Data extracted from a collection =>
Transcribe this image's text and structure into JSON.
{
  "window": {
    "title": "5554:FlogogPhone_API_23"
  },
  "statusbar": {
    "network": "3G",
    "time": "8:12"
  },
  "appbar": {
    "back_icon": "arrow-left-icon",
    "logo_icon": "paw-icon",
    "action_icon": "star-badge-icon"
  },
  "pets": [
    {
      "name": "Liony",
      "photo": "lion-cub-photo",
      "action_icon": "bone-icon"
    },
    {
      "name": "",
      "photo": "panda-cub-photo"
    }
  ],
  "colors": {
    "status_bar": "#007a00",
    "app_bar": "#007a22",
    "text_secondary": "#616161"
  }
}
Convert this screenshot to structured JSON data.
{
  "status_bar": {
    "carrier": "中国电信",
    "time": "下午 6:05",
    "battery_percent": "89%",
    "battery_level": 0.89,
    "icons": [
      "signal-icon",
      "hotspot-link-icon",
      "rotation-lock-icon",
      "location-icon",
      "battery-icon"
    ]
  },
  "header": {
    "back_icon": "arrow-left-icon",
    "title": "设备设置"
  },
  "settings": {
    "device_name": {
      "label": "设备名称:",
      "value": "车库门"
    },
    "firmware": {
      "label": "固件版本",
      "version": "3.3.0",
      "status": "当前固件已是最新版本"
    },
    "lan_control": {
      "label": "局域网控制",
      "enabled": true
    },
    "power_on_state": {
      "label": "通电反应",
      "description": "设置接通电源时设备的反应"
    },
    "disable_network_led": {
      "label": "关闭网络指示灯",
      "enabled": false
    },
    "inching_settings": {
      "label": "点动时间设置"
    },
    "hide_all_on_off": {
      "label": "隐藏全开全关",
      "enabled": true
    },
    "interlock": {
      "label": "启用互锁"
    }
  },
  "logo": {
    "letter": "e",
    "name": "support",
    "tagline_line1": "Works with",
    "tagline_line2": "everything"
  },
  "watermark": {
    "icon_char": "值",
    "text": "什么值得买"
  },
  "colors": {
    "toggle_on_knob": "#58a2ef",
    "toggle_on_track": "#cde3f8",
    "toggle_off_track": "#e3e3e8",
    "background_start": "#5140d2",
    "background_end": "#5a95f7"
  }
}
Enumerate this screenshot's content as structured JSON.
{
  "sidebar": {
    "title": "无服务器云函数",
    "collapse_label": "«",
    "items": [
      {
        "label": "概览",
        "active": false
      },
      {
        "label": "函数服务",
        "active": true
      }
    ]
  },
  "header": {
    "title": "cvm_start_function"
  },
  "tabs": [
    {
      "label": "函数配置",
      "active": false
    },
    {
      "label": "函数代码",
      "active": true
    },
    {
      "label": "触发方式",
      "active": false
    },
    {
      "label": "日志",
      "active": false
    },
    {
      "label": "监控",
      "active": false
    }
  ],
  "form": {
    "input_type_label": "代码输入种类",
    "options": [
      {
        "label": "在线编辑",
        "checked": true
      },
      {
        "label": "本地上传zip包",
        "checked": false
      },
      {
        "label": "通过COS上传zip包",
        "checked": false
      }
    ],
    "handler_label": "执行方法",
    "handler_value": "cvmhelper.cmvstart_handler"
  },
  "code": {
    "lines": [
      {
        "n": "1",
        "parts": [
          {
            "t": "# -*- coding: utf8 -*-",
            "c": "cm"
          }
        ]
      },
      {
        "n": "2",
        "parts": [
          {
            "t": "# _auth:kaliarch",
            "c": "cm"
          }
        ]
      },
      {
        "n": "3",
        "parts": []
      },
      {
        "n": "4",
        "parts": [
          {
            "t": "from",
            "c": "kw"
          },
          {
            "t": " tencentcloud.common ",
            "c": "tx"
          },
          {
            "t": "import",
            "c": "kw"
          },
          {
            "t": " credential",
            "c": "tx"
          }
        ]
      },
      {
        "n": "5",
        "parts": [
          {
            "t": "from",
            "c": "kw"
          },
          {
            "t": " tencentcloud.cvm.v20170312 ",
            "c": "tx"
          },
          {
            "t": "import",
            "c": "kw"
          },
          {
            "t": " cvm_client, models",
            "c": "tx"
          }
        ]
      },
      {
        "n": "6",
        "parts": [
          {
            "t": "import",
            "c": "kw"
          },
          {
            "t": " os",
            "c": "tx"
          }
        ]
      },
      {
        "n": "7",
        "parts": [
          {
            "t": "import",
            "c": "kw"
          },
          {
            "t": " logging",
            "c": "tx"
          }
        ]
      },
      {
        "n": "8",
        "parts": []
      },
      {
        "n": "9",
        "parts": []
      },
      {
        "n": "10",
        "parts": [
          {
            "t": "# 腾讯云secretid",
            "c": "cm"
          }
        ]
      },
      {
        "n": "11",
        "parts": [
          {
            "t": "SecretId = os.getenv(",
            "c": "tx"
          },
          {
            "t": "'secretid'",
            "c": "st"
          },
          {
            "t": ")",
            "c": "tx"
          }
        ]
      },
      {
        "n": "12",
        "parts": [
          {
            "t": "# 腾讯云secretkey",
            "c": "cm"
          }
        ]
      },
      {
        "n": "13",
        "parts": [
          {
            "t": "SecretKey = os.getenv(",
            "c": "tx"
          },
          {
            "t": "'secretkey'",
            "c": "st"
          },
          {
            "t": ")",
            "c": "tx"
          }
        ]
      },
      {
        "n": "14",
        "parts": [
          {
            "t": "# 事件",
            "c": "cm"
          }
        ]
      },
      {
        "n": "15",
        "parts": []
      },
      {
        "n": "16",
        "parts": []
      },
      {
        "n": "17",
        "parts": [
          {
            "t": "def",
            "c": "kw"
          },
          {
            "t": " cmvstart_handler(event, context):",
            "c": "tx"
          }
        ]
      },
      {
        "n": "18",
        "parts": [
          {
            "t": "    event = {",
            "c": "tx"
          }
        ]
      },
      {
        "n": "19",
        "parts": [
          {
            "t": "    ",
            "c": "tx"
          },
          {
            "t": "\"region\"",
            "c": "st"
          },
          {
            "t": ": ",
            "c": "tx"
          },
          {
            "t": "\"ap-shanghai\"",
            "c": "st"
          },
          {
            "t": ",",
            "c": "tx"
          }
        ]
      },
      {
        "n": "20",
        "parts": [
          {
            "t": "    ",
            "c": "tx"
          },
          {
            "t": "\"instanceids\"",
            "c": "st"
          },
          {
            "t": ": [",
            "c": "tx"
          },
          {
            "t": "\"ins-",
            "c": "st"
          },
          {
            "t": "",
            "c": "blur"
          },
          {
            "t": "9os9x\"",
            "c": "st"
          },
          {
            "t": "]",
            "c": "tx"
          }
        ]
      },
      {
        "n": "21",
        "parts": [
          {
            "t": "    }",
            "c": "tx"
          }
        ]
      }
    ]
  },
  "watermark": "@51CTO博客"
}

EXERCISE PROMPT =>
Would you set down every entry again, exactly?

WRITTEN RESPONSE =>
Transcribe this image's text and structure into JSON.
{
  "window": {
    "title": "5554:FlogogPhone_API_23"
  },
  "statusbar": {
    "network": "3G",
    "time": "8:12"
  },
  "appbar": {
    "back_icon": "arrow-left-icon",
    "logo_icon": "paw-icon",
    "action_icon": "star-badge-icon"
  },
  "pets": [
    {
      "name": "Liony",
      "photo": "lion-cub-photo",
      "action_icon": "bone-icon"
    },
    {
      "name": "",
      "photo": "panda-cub-photo"
    }
  ],
  "colors": {
    "status_bar": "#007a00",
    "app_bar": "#007a22",
    "text_secondary": "#616161"
  }
}
Convert this screenshot to structured JSON data.
{
  "status_bar": {
    "carrier": "中国电信",
    "time": "下午 6:05",
    "battery_percent": "89%",
    "battery_level": 0.89,
    "icons": [
      "signal-icon",
      "hotspot-link-icon",
      "rotation-lock-icon",
      "location-icon",
      "battery-icon"
    ]
  },
  "header": {
    "back_icon": "arrow-left-icon",
    "title": "设备设置"
  },
  "settings": {
    "device_name": {
      "label": "设备名称:",
      "value": "车库门"
    },
    "firmware": {
      "label": "固件版本",
      "version": "3.3.0",
      "status": "当前固件已是最新版本"
    },
    "lan_control": {
      "label": "局域网控制",
      "enabled": true
    },
    "power_on_state": {
      "label": "通电反应",
      "description": "设置接通电源时设备的反应"
    },
    "disable_network_led": {
      "label": "关闭网络指示灯",
      "enabled": false
    },
    "inching_settings": {
      "label": "点动时间设置"
    },
    "hide_all_on_off": {
      "label": "隐藏全开全关",
      "enabled": true
    },
    "interlock": {
      "label": "启用互锁"
    }
  },
  "logo": {
    "letter": "e",
    "name": "support",
    "tagline_line1": "Works with",
    "tagline_line2": "everything"
  },
  "watermark": {
    "icon_char": "值",
    "text": "什么值得买"
  },
  "colors": {
    "toggle_on_knob": "#58a2ef",
    "toggle_on_track": "#cde3f8",
    "toggle_off_track": "#e3e3e8",
    "background_start": "#5140d2",
    "background_end": "#5a95f7"
  }
}
Enumerate this screenshot's content as structured JSON.
{
  "sidebar": {
    "title": "无服务器云函数",
    "collapse_label": "«",
    "items": [
      {
        "label": "概览",
        "active": false
      },
      {
        "label": "函数服务",
        "active": true
      }
    ]
  },
  "header": {
    "title": "cvm_start_function"
  },
  "tabs": [
    {
      "label": "函数配置",
      "active": false
    },
    {
      "label": "函数代码",
      "active": true
    },
    {
      "label": "触发方式",
      "active": false
    },
    {
      "label": "日志",
      "active": false
    },
    {
      "label": "监控",
      "active": false
    }
  ],
  "form": {
    "input_type_label": "代码输入种类",
    "options": [
      {
        "label": "在线编辑",
        "checked": true
      },
      {
        "label": "本地上传zip包",
        "checked": false
      },
      {
        "label": "通过COS上传zip包",
        "checked": false
      }
    ],
    "handler_label": "执行方法",
    "handler_value": "cvmhelper.cmvstart_handler"
  },
  "code": {
    "lines": [
      {
        "n": "1",
        "parts": [
          {
            "t": "# -*- coding: utf8 -*-",
            "c": "cm"
          }
        ]
      },
      {
        "n": "2",
        "parts": [
          {
            "t": "# _auth:kaliarch",
            "c": "cm"
          }
        ]
      },
      {
        "n": "3",
        "parts": []
      },
      {
        "n": "4",
        "parts": [
          {
            "t": "from",
            "c": "kw"
          },
          {
            "t": " tencentcloud.common ",
            "c": "tx"
          },
          {
            "t": "import",
            "c": "kw"
          },
          {
            "t": " credential",
            "c": "tx"
          }
        ]
      },
      {
        "n": "5",
        "parts": [
          {
            "t": "from",
            "c": "kw"
          },
          {
            "t": " tencentcloud.cvm.v20170312 ",
            "c": "tx"
          },
          {
            "t": "import",
            "c": "kw"
          },
          {
            "t": " cvm_client, models",
            "c": "tx"
          }
        ]
      },
      {
        "n": "6",
        "parts": [
          {
            "t": "import",
            "c": "kw"
          },
          {
            "t": " os",
            "c": "tx"
          }
        ]
      },
      {
        "n": "7",
        "parts": [
          {
            "t": "import",
            "c": "kw"
          },
          {
            "t": " logging",
            "c": "tx"
          }
        ]
      },
      {
        "n": "8",
        "parts": []
      },
      {
        "n": "9",
        "parts": []
      },
      {
        "n": "10",
        "parts": [
          {
            "t": "# 腾讯云secretid",
            "c": "cm"
          }
        ]
      },
      {
        "n": "11",
        "parts": [
          {
            "t": "SecretId = os.getenv(",
            "c": "tx"
          },
          {
            "t": "'secretid'",
            "c": "st"
          },
          {
            "t": ")",
            "c": "tx"
          }
        ]
      },
      {
        "n": "12",
        "parts": [
          {
            "t": "# 腾讯云secretkey",
            "c": "cm"
          }
        ]
      },
      {
        "n": "13",
        "parts": [
          {
            "t": "SecretKey = os.getenv(",
            "c": "tx"
          },
          {
            "t": "'secretkey'",
            "c": "st"
          },
          {
            "t": ")",
            "c": "tx"
          }
        ]
      },
      {
        "n": "14",
        "parts": [
          {
            "t": "# 事件",
            "c": "cm"
          }
        ]
      },
      {
        "n": "15",
        "parts": []
      },
      {
        "n": "16",
        "parts": []
      },
      {
        "n": "17",
        "parts": [
          {
            "t": "def",
            "c": "kw"
          },
          {
            "t": " cmvstart_handler(event, context):",
            "c": "tx"
          }
        ]
      },
      {
        "n": "18",
        "parts": [
          {
            "t": "    event = {",
            "c": "tx"
          }
        ]
      },
      {
        "n": "19",
        "parts": [
          {
            "t": "    ",
            "c": "tx"
          },
          {
            "t": "\"region\"",
            "c": "st"
          },
          {
            "t": ": ",
            "c": "tx"
          },
          {
            "t": "\"ap-shanghai\"",
            "c": "st"
          },
          {
            "t": ",",
            "c": "tx"
          }
        ]
      },
      {
        "n": "20",
        "parts": [
          {
            "t": "    ",
            "c": "tx"
          },
          {
            "t": "\"instanceids\"",
            "c": "st"
          },
          {
            "t": ": [",
            "c": "tx"
          },
          {
            "t": "\"ins-",
            "c": "st"
          },
          {
            "t": "",
            "c": "blur"
          },
          {
            "t": "9os9x\"",
            "c": "st"
          },
          {
            "t": "]",
            "c": "tx"
          }
        ]
      },
      {
        "n": "21",
        "parts": [
          {
            "t": "    }",
            "c": "tx"
          }
        ]
      }
    ]
  },
  "watermark": "@51CTO博客"
}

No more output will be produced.